Of the UK depend on Anguilla, Bermuda, Gibraltar, Cayman Islands, Falkland Islands, Turks and Caicos Islands, Virgin Islands (British), Montserrat, Pitcairn and Saint Helena.
U.S it owns Guam, the United States Virgin Islands and American Samoa.
AND France dominates French Polynesia and New Caledonia.
In its list, the UN also includes the “Transferred Territories” of Tokelau, whose sovereignty was handed over in 1948 by the United Kingdom to New Zealand and Western Sahara, which in 1976 was ceded by Spain to Morocco and Mauritania.
In 1976 Spain transferred Western Sahara to Morocco and Mauritania.
All these colonies are under the supervision of the “Special Committee for Decolonization” of the UN, made up of members from 29 nations and to which the “administering Powers” must report each year.

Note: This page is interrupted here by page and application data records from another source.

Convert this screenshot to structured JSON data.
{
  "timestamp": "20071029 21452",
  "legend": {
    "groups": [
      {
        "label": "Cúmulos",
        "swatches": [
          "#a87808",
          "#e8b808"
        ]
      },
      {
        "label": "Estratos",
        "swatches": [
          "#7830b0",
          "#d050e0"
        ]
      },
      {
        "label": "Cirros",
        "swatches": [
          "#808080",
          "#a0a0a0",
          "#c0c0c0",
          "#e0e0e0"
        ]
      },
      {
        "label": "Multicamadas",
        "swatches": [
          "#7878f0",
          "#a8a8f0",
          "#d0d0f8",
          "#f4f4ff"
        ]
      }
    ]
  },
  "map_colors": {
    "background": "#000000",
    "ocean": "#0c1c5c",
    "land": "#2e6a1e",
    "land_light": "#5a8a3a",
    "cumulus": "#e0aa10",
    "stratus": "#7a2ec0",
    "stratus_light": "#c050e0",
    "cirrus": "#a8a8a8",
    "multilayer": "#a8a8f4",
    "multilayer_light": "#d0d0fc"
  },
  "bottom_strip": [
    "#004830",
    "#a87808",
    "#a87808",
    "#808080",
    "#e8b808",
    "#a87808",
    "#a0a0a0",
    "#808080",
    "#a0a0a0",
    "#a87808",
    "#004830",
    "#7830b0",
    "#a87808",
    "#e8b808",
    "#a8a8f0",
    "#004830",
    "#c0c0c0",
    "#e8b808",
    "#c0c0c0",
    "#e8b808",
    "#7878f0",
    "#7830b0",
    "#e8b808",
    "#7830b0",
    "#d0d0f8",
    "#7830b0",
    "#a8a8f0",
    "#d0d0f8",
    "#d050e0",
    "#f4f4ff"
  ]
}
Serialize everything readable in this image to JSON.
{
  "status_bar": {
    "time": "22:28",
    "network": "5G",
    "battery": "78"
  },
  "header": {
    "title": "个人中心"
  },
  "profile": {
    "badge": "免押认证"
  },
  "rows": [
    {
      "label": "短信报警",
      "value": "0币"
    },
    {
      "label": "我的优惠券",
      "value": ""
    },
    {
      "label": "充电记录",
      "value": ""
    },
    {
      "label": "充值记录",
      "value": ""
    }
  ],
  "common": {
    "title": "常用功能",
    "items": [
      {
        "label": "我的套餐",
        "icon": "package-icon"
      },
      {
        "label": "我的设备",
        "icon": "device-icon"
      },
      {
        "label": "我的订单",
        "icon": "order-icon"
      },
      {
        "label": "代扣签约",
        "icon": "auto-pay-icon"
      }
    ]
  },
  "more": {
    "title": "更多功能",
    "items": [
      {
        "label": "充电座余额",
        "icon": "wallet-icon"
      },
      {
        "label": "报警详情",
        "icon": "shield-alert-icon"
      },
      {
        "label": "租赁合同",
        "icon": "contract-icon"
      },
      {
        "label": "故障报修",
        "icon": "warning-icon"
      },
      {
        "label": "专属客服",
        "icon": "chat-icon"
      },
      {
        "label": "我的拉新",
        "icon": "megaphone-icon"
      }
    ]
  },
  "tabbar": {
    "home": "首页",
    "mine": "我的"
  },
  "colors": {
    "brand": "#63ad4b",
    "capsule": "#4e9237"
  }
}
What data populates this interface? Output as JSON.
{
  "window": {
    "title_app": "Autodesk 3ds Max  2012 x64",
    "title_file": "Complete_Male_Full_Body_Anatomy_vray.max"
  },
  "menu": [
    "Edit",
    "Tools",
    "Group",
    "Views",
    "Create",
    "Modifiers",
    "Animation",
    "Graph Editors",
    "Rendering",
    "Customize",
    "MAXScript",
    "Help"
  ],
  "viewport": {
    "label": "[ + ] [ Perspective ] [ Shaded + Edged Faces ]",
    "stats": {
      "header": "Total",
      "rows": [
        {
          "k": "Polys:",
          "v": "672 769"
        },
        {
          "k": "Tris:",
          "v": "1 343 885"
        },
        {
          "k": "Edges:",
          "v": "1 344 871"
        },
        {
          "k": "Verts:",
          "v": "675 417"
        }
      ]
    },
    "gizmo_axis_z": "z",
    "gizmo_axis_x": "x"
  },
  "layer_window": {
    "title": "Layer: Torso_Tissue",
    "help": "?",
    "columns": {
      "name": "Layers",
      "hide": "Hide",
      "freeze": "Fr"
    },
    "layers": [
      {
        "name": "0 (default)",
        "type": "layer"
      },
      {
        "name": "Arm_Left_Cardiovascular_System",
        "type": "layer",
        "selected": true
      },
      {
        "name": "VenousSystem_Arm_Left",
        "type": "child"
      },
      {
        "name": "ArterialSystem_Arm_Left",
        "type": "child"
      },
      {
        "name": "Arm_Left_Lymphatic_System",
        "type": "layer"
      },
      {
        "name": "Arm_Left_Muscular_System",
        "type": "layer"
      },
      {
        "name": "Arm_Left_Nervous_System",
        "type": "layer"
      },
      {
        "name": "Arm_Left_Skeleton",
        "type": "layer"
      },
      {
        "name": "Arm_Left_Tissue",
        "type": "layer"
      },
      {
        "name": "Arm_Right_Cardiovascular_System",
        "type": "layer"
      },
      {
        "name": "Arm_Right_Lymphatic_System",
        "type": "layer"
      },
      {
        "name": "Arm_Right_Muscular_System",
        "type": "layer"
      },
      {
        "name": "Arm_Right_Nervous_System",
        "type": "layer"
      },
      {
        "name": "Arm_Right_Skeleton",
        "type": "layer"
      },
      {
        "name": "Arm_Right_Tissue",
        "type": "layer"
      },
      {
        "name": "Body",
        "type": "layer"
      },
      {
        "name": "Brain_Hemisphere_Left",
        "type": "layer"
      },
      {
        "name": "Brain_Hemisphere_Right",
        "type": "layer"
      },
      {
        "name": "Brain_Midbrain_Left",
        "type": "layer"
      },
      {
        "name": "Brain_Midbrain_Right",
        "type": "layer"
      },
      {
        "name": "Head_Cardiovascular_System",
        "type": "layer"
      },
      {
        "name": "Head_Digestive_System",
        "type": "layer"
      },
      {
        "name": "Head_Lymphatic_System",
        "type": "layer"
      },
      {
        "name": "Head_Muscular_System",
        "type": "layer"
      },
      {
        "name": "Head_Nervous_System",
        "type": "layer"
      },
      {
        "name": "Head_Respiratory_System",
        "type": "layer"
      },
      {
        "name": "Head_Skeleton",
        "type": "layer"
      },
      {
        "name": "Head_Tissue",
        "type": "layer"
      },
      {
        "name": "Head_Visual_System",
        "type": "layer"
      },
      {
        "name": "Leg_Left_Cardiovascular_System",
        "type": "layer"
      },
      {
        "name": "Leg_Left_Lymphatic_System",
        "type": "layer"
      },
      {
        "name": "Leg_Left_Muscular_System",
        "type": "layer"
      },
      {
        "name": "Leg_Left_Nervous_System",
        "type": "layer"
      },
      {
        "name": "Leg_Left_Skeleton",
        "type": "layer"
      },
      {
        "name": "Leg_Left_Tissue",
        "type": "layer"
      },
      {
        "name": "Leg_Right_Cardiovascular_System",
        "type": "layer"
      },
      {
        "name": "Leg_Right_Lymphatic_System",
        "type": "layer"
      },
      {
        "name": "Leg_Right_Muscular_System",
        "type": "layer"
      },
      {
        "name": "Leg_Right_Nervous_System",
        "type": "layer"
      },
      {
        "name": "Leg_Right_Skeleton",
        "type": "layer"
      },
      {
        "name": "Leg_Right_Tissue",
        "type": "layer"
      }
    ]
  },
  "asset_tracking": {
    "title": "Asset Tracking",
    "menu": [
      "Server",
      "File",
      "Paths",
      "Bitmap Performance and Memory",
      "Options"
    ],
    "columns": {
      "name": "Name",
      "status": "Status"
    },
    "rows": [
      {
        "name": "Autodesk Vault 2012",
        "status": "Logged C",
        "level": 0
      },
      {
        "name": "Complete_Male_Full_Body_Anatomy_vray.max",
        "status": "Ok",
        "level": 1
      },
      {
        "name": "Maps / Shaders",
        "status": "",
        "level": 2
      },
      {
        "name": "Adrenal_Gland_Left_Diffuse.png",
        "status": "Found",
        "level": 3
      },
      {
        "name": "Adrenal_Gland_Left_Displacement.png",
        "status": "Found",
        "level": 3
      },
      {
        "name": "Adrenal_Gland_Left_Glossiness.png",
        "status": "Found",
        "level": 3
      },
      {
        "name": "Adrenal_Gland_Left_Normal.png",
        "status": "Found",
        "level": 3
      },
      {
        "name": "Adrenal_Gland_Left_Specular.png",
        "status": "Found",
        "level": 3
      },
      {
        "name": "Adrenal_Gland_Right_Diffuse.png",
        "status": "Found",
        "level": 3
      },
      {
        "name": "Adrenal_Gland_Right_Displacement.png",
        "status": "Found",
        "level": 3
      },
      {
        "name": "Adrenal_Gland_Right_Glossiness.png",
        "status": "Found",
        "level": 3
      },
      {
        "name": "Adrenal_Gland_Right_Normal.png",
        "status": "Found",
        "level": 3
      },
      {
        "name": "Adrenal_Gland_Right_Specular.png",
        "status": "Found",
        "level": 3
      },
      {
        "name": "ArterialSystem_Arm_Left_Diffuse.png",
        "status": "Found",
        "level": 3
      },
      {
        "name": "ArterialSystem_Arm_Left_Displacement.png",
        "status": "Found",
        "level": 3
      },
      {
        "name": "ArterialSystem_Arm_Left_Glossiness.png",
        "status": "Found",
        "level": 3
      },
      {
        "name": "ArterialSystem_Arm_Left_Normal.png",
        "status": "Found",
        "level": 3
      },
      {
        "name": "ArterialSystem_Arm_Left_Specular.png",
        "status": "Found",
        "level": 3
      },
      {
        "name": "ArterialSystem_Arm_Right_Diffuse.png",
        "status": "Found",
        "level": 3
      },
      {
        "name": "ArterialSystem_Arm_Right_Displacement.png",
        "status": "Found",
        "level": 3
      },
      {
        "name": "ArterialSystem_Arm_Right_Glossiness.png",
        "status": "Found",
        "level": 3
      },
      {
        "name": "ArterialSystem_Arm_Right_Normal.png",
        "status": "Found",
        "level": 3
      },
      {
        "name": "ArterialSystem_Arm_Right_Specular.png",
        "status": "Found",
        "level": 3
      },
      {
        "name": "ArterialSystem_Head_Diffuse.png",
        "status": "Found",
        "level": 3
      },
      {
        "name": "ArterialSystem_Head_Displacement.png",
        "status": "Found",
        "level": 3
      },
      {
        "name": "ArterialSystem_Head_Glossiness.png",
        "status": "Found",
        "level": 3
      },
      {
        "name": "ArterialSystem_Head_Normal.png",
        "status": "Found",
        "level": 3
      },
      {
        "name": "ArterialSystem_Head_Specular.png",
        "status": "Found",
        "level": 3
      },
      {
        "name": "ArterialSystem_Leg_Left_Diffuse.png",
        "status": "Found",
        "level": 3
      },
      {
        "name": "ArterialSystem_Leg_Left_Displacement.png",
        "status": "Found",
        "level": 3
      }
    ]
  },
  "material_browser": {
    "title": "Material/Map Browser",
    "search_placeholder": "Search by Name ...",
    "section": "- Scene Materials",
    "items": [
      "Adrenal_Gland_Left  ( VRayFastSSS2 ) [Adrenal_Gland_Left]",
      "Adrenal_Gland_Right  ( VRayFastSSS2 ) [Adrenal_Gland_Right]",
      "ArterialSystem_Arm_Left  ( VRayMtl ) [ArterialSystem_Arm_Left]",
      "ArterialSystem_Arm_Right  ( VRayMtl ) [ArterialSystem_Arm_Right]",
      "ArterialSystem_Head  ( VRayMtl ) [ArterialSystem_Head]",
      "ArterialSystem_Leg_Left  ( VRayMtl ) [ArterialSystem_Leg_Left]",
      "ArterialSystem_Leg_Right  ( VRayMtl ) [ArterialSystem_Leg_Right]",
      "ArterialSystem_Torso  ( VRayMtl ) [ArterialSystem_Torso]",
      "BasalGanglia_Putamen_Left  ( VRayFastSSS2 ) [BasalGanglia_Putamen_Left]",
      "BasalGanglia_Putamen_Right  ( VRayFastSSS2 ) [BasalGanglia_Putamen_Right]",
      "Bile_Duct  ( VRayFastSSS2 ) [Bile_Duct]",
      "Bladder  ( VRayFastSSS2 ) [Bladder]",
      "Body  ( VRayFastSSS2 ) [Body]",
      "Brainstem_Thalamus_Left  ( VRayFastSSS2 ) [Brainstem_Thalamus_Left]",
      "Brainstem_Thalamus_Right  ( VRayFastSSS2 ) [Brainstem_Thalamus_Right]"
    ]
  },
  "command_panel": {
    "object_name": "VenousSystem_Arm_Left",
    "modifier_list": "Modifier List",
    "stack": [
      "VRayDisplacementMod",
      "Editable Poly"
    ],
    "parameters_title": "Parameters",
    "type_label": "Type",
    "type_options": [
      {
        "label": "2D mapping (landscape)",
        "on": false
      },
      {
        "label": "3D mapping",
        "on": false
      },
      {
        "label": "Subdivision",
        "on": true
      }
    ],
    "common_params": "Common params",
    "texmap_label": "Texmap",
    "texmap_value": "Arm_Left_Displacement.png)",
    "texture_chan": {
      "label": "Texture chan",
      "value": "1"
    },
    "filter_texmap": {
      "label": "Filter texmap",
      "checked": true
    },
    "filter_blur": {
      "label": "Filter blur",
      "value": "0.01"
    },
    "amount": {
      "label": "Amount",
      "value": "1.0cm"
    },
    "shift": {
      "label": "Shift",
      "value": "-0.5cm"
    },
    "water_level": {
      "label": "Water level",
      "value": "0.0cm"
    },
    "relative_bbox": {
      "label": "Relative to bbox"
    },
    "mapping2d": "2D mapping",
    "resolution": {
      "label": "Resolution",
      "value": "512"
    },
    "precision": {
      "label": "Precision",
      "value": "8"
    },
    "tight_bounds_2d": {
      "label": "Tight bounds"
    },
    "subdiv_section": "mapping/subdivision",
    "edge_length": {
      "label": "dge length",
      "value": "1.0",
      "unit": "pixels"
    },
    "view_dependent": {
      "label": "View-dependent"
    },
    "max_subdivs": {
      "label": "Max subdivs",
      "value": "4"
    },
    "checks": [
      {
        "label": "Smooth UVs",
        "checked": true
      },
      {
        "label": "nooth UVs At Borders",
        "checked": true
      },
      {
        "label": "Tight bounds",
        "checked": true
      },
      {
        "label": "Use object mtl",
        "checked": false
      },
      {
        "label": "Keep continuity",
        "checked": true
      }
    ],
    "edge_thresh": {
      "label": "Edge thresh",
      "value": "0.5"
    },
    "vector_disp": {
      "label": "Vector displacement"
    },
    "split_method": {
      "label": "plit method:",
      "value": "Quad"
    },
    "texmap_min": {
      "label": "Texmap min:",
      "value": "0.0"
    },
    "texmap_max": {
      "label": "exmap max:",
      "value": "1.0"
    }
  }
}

Also known as “C-24”, the function of this body is to monitor the situation of the colonies and, ultimately, to mediate between administrators and non-autonomous peoples to finally reach a decolonization agreement as provided in the Declaration on the Concession of the Independence of Colonial Countries and Peoples, signed by the General Assembly in 1960.
Since then, the international organization has issued hundreds of resolutions to modify the status of these territories through one of these three options: to become an independent and sovereign State, to establish free association with an Independent State or to join an independent State.
In all cases, the decision must be the result of the free and voluntary choice of the “colonized” peoples, with knowledge of the facts and through democratic procedures.